Which Joe gave his name to ‘sloppy joes’? We look at five interesting sandwiches and their lexical origins.
Fit (a shoe) with a new heel:‘take your clothes to the cleaners and your shoes to get reheeled’
- ‘I'm fortunate in having a decent cobbler nearby, so I can get boots reheeled until the uppers collapse.’
- ‘He has the sense to wear a nice suit in a dark navy wool but matches it with terrible, cheap loafers with a metal bar across the instep that are in desperate need of a polish and a reheel.’
- ‘I accept that someone may be telling me to get my cowboy boots reheeled.’
We take a look at several popular, though confusing, punctuation marks.
From Afghanistan to Zimbabwe, discover surprising and intriguing language facts from around the globe.

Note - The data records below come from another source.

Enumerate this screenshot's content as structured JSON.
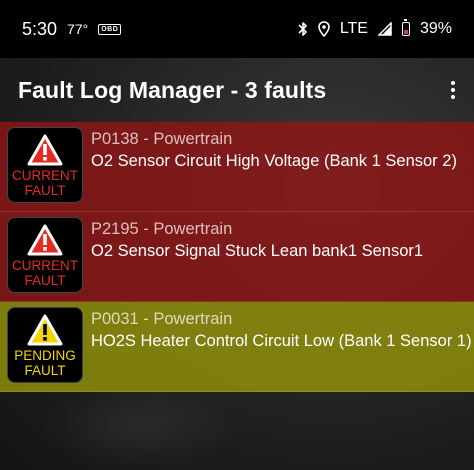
{
  "status_bar": {
    "time": "5:30",
    "temperature": "77°",
    "obd_icon_text": "OBD",
    "network": "LTE",
    "battery": "39%",
    "battery_color": "#e43b30"
  },
  "app_bar": {
    "title": "Fault Log Manager - 3 faults"
  },
  "faults": [
    {
      "badge_line1": "CURRENT",
      "badge_line2": "FAULT",
      "code_line": "P0138 - Powertrain",
      "description": "O2 Sensor Circuit High Voltage (Bank 1 Sensor 2)",
      "row_color": "#961414",
      "badge_color": "#e32b22"
    },
    {
      "badge_line1": "CURRENT",
      "badge_line2": "FAULT",
      "code_line": "P2195 - Powertrain",
      "description": "O2 Sensor Signal Stuck Lean bank1 Sensor1",
      "row_color": "#961414",
      "badge_color": "#e32b22"
    },
    {
      "badge_line1": "PENDING",
      "badge_line2": "FAULT",
      "code_line": "P0031 - Powertrain",
      "description": "HO2S Heater Control Circuit Low (Bank 1 Sensor 1)",
      "row_color": "#96960a",
      "badge_color": "#f5d400"
    }
  ]
}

The definitions of ‘buddy’ and ‘bro’ in the OED have recently been revised. We explore their history and increase in popularity.